History & Tradition


Berkshire School was founded in 1907 beneath the “dome” of Mt. Everett by Seaver Burton Buck, a Harvard graduate who had taught at Hackley School, and his wife Anne Allen Buck. During the 35 years that Mr. Buck was headmaster, Berkshire evolved into a substantial and vibrant institution. Mr. Buck’s goal was to weave together an appreciation for and exploration of the Mountain with classical classroom teaching.

Upon Mr. Buck’s retirement in 1943, the School went on a war footing. Depleted by the call to arms, Berkshire nonetheless remained in session throughout the calendar year, with small groups graduating every twelve weeks. Many of the students became seasoned pilots through the School’s Education with Wings program at the nearby Great Barrington Airport.

Headmaster John F. Godman led the School from 1951 to 1970. During his tenure, enrollment mushroomed to 330 boys and the faculty expanded to 35 teachers—among them the School’s first female faculty members. By 1970, there were sixteen major new structures, six of them dormitories, as well as a laboratory science wing added to Berkshire Hall. But Mr. Godman’s most enduring legacy was his decision in 1969 that Berkshire School become coeducational. In the fall of that year, nine girls—all day students—took part in what Mr. Godman described to them and their families as “an experiment.” The experiment succeeded, and the first female students graduated in 1971.

The 1970s and 1980s brought radical change to institutions across the country, and Berkshire was no exception. In addition to integrating girls into all aspects of campus life, the School restructured its scholastic mission to welcome new disciplines—computer science, ethics, health and environmental science—and a formal counseling program. Also in that decade, the curriculum broadened further and innovative academic and co-curricular programs were introduced, including the Ritt Kellogg Mountain Program and the Chinese language program.

Berkshire celebrated its centennial anniversary throughout the 2007-08 school year. In honor of the milestone, the School relaunched its Pro Vita winter session week, a symposium comprising courses beyond the regular curriculum taught by faculty, alumni, parents and friends that expose students to additional hands-on learning and real-world experiences. Pro Vita has grown to include several off-campus excursions, guest speakers and evening events.
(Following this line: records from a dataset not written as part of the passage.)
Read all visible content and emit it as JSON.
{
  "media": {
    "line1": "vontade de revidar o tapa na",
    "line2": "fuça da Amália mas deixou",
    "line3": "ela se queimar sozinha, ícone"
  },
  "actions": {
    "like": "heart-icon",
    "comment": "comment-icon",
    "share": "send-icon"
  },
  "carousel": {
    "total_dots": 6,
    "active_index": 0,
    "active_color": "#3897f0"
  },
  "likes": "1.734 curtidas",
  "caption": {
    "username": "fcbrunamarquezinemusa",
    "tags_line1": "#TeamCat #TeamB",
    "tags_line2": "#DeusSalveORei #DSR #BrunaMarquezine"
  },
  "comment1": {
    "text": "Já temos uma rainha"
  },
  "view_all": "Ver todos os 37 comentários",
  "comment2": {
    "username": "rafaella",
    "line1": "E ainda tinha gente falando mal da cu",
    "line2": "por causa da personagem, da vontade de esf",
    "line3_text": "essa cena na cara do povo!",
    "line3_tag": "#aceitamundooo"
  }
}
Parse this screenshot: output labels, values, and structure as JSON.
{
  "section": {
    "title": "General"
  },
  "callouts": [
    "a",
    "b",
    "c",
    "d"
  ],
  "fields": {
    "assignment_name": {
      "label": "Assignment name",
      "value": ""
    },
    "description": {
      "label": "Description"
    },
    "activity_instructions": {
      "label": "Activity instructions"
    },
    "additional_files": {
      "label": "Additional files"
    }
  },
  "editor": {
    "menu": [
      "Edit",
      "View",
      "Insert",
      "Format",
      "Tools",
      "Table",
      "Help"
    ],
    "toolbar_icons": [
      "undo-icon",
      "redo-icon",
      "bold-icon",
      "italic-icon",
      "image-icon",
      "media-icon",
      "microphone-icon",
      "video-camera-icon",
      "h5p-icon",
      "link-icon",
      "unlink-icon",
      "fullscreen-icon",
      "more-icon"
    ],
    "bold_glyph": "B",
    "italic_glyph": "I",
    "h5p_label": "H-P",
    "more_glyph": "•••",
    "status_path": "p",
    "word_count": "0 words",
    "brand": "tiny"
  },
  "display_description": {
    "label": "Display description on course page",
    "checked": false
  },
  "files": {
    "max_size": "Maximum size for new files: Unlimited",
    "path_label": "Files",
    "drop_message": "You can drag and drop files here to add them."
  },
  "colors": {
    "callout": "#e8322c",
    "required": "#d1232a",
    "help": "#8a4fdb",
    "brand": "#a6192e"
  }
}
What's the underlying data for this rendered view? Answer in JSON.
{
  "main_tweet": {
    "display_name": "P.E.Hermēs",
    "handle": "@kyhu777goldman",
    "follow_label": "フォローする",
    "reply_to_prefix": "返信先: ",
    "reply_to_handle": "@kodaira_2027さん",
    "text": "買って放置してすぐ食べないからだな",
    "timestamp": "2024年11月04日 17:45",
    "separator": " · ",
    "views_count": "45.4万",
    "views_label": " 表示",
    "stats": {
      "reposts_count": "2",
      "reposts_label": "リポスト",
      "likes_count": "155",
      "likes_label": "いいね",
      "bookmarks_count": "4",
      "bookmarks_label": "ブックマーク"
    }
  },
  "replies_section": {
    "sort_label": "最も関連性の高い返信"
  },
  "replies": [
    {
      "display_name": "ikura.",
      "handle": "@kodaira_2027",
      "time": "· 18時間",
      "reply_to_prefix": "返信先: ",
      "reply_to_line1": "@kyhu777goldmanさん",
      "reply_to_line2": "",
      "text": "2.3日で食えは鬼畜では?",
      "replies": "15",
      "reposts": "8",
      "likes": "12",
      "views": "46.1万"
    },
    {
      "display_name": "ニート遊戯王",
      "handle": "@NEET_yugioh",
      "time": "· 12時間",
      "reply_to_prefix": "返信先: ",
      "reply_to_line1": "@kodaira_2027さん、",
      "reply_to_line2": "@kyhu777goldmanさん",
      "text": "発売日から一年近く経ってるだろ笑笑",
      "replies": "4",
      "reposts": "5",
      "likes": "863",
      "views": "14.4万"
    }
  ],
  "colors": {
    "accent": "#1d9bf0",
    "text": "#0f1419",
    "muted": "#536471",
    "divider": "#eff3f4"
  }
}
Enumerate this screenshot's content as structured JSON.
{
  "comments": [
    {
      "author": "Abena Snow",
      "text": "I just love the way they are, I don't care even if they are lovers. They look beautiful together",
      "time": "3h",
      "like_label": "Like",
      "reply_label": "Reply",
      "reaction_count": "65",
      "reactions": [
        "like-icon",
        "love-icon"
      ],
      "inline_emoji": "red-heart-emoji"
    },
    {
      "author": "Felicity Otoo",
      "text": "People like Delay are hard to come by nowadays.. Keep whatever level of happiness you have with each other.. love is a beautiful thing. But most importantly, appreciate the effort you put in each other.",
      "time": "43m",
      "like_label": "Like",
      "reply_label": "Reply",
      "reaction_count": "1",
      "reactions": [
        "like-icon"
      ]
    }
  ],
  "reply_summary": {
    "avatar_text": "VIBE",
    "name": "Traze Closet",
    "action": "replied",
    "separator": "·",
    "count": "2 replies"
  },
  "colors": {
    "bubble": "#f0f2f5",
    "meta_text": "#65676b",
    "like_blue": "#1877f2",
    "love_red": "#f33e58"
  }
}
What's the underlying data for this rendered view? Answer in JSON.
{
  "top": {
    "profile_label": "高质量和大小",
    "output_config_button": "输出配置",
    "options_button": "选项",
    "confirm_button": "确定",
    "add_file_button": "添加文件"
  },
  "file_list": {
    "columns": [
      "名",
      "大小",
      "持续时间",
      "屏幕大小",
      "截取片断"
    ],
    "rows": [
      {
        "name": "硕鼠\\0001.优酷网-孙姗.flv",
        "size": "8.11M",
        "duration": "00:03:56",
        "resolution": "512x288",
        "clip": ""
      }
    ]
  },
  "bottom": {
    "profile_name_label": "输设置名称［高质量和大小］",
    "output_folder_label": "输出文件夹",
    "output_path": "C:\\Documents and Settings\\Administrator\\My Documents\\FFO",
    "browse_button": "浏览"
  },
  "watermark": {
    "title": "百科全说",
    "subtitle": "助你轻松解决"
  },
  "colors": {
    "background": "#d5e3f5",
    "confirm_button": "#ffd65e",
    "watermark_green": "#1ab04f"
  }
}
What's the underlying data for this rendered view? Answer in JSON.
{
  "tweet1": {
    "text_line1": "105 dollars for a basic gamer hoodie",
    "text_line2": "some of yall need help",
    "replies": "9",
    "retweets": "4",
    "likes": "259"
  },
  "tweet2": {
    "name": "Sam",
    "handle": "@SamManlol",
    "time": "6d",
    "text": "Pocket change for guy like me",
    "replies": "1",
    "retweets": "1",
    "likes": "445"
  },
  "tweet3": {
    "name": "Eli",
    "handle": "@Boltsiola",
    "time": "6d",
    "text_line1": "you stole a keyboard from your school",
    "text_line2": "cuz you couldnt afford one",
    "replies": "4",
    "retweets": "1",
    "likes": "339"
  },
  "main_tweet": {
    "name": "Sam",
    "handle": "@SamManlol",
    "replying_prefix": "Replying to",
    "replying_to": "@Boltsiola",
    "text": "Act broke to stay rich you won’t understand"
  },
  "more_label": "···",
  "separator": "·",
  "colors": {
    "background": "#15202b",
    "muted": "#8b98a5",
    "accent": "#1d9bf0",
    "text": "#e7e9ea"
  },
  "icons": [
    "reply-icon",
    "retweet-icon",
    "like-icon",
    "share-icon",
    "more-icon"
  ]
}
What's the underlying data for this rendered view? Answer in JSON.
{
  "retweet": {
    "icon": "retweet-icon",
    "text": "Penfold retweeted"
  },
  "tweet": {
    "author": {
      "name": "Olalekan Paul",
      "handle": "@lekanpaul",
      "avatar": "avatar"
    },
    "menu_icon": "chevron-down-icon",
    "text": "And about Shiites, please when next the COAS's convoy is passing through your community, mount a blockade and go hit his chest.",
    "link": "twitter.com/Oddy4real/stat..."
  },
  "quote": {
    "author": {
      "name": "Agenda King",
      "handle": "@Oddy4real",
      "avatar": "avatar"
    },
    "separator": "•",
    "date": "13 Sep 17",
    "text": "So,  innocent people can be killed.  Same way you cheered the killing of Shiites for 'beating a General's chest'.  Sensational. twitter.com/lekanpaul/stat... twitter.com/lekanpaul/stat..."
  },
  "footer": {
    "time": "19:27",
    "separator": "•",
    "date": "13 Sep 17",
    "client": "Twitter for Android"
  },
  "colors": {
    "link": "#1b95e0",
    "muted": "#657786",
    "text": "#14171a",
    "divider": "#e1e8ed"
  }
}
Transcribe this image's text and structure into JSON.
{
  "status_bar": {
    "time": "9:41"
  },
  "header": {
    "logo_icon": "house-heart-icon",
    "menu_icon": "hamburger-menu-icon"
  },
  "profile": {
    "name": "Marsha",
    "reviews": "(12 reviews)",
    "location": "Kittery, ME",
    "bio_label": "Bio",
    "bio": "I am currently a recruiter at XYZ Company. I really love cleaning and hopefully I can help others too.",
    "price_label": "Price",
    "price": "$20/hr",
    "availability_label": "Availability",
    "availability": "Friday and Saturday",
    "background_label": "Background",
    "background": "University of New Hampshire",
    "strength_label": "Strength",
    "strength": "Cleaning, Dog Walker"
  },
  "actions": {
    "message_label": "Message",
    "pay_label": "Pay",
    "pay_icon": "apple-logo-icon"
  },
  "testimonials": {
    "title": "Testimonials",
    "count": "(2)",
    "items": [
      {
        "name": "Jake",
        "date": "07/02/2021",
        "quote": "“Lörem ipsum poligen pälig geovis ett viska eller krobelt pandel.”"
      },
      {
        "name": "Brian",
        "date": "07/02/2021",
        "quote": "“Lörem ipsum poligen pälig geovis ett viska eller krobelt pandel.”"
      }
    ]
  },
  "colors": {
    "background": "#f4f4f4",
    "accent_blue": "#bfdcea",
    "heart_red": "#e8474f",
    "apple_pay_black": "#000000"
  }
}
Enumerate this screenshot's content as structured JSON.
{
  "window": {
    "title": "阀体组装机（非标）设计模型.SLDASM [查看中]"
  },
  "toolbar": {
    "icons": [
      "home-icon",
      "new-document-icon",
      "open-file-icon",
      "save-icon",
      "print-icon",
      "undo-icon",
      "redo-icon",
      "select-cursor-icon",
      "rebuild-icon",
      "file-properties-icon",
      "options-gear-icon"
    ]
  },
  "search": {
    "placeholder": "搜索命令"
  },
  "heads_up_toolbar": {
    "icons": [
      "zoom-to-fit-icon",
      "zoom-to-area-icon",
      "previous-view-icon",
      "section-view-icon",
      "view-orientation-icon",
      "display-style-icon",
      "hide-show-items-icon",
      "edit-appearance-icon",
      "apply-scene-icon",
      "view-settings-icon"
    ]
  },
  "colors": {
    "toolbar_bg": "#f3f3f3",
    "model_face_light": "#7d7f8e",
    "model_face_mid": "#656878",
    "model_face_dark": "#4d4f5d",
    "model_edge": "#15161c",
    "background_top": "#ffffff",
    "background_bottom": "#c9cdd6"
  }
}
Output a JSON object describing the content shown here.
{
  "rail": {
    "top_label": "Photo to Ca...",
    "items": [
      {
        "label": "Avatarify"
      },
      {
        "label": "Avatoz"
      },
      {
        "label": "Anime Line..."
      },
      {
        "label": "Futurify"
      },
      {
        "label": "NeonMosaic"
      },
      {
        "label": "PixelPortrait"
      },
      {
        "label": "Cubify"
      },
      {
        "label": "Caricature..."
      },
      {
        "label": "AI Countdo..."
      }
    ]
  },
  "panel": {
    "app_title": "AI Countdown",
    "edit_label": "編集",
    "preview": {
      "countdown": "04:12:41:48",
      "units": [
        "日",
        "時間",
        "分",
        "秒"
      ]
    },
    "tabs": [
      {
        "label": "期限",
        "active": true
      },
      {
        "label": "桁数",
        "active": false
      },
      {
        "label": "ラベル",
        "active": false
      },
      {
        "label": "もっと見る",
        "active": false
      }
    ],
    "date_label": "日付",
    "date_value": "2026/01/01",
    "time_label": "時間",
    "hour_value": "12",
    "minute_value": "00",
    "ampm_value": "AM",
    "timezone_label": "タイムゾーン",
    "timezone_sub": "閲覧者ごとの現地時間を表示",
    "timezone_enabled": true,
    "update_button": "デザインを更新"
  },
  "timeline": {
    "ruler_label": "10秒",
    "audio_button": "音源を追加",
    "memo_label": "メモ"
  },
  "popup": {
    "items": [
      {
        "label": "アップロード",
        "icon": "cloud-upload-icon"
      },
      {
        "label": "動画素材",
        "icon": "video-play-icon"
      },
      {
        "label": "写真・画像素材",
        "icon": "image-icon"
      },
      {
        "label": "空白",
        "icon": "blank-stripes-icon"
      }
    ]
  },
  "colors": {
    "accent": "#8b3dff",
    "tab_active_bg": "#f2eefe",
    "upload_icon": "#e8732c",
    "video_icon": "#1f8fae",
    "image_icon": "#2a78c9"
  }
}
During the 2009-10 school year Berkshire kicked off several new programs known collectively as The Berkshire Model, initiatives that go beyond the School’s core curriculum. Among them were programs that focused on sustainability, writing and critical thinking, philanthropy and service learning, and an Advanced Math/Science Research program. Also that year, the School resurrected its Education with Wings program from the 1940s, offering students an aviation science course with flying lessons at the nearby Great Barrington airport.

The School's eight-acre solar field, featuring over 8,000 photovoltaic solar panels, came online in January of 2012 and produces approximately 40% of the School's energy needs. The Bellas/Dixon Math and Science Center overlooking Buck Valley opened in the fall of 2012 and in 2013, Berkshire's new Visual Arts Center opened, featuring the Warren Family Gallery in which we showcase a range of exhibits, including art from students, alumni and local artists.

In November 2013, Pieter Mulder was named Berkshire's sixteenth Head of School. The following January, the School appointed its first-ever female Chair of the Board of Trustees, Alice Ehreclou Cole '76. In the fall of 2015, Berkshire celebrated the close of its highly successful $224 million Hail Berkshire Campaign and the reopening of the newly renovated Geier Library which quickly became a gathering place for study and relaxation.

2015 also saw the unveiling of the School’s Strategic Plan (URL), a roadmap that “charts a course that reflects both our character and our ambition—all in service of the transformational experience that we envision for our students,” as described by Head of School Pieter Mulder. The Strategic Plan outlined the School’s Core Values: Integrity, Curiosity, Perseverance, Inclusion, Respect, Resilience.

The fall of 2016 saw the dedication of the renovated Soffer Athletic Center which includes 10 new squash courts, a fully renovated gymnasium and dance studio, and a 60-foot climbing wall.